Professor Zygmunt Dudkiewicz described the history of battlefield medicine, with its considerable improvements during the late 19th and early 20th centuries. I then gave a presentation highlighting the coordination now required by military and civilian health authorities for the consequence management subsequent to a modern day bioterrorism event, and also described potential deployed scenarios and challenges for the Rapid Deployable Outbreak Investigation Team.
Representatives of the Polish Army discussed battlefield medicine doctrine and practice, field diagnostics, and organization and operation of epidemiological teams operating in areas of the mission. Crucial training of health personnel and the use of emergency procedures specific to the battlefield were also examined. Topics of immediate relevance to medical personnel included experiences with the use of anesthesiology and intensive tactical care in the field in Afghanistan, lessons learned from improvised explosive devices (IEDs), long-distance aeromedical evacuation of biological casualties, and contemporary training modalities for field medicine for healthcare providers.

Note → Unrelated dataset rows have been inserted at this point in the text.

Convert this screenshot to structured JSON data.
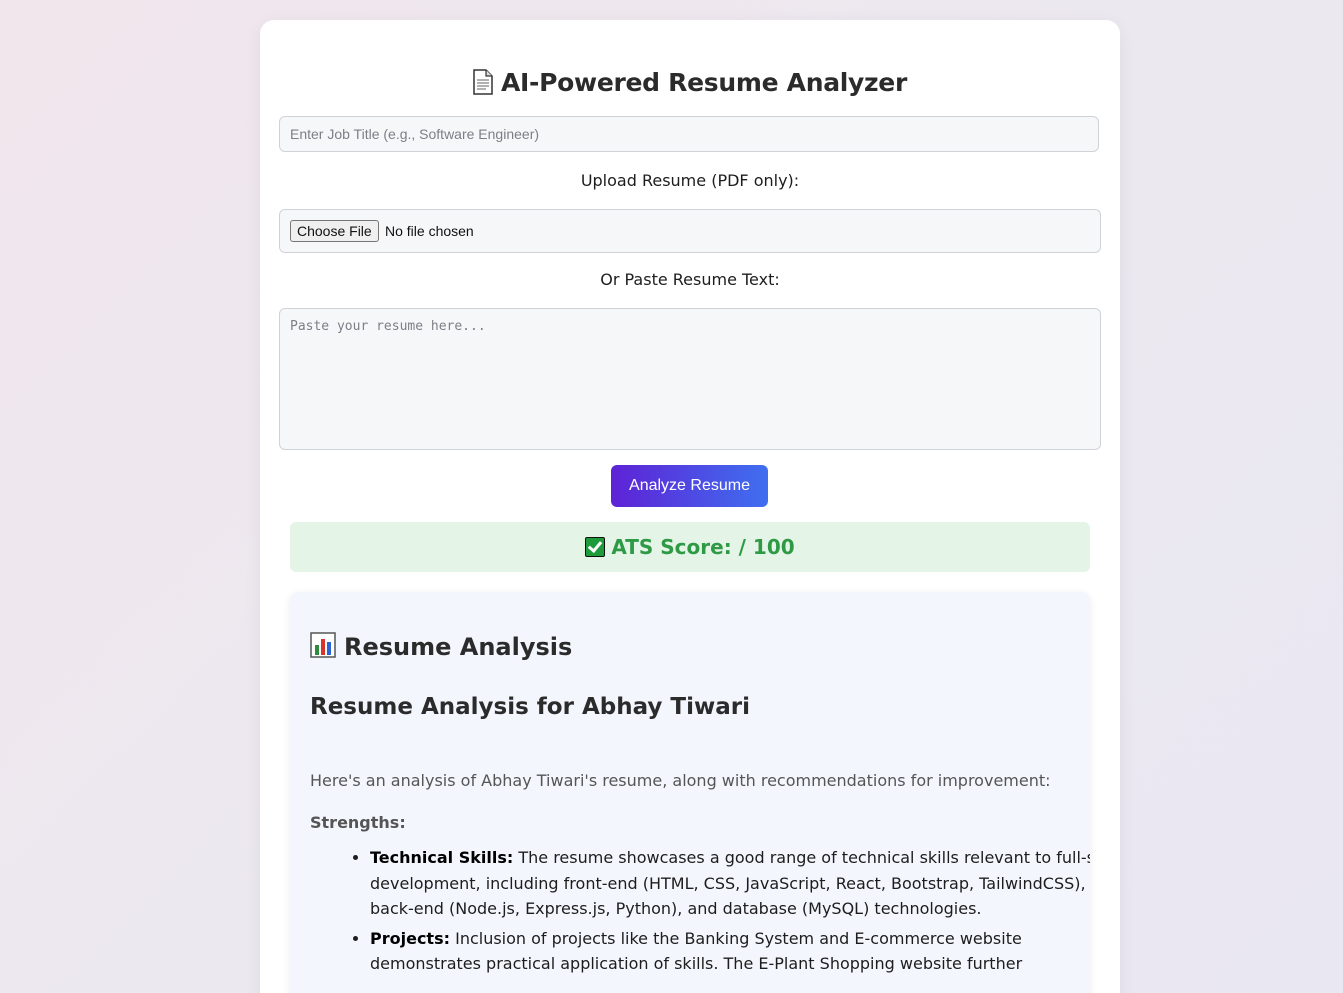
{
  "header": {
    "title": "AI-Powered Resume Analyzer"
  },
  "form": {
    "job_title_placeholder": "Enter Job Title (e.g., Software Engineer)",
    "upload_label": "Upload Resume (PDF only):",
    "choose_file_label": "Choose File",
    "file_status": "No file chosen",
    "paste_label": "Or Paste Resume Text:",
    "resume_placeholder": "Paste your resume here...",
    "analyze_button": "Analyze Resume"
  },
  "ats": {
    "text": "ATS Score: / 100",
    "color": "#2f9a45"
  },
  "analysis": {
    "heading": "Resume Analysis",
    "subheading": "Resume Analysis for Abhay Tiwari",
    "intro": "Here's an analysis of Abhay Tiwari's resume, along with recommendations for improvement:",
    "strengths_label": "Strengths:",
    "items": [
      {
        "label": "Technical Skills:",
        "text": "The resume showcases a good range of technical skills relevant to full-stack development, including front-end (HTML, CSS, JavaScript, React, Bootstrap, TailwindCSS), back-end (Node.js, Express.js, Python), and database (MySQL) technologies."
      },
      {
        "label": "Projects:",
        "text": "Inclusion of projects like the Banking System and E-commerce website demonstrates practical application of skills. The E-Plant Shopping website further"
      }
    ]
  },
  "colors": {
    "button_gradient_start": "#5e22d6",
    "button_gradient_end": "#3f6ff0",
    "ats_background": "#e4f4e6"
  }
}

A demonstration of Polish capacities in battlefield hospital, laboratory, patient transport, decontamination, and treatment facilities was performed during the conference by military medical units of the Polish Army. Simulated contaminated biological casualties were brought from the battlefield setting and transported in a biologically secure transport environment to a field treatment hospital, where they were diagnosed and treated accordingly. Live television news coverage of containment care transport, triage and treatment of a contaminated casualty, along with the mobile hospital used by the Polish Army, was recorded on Polish TVN television, and can be viewed at: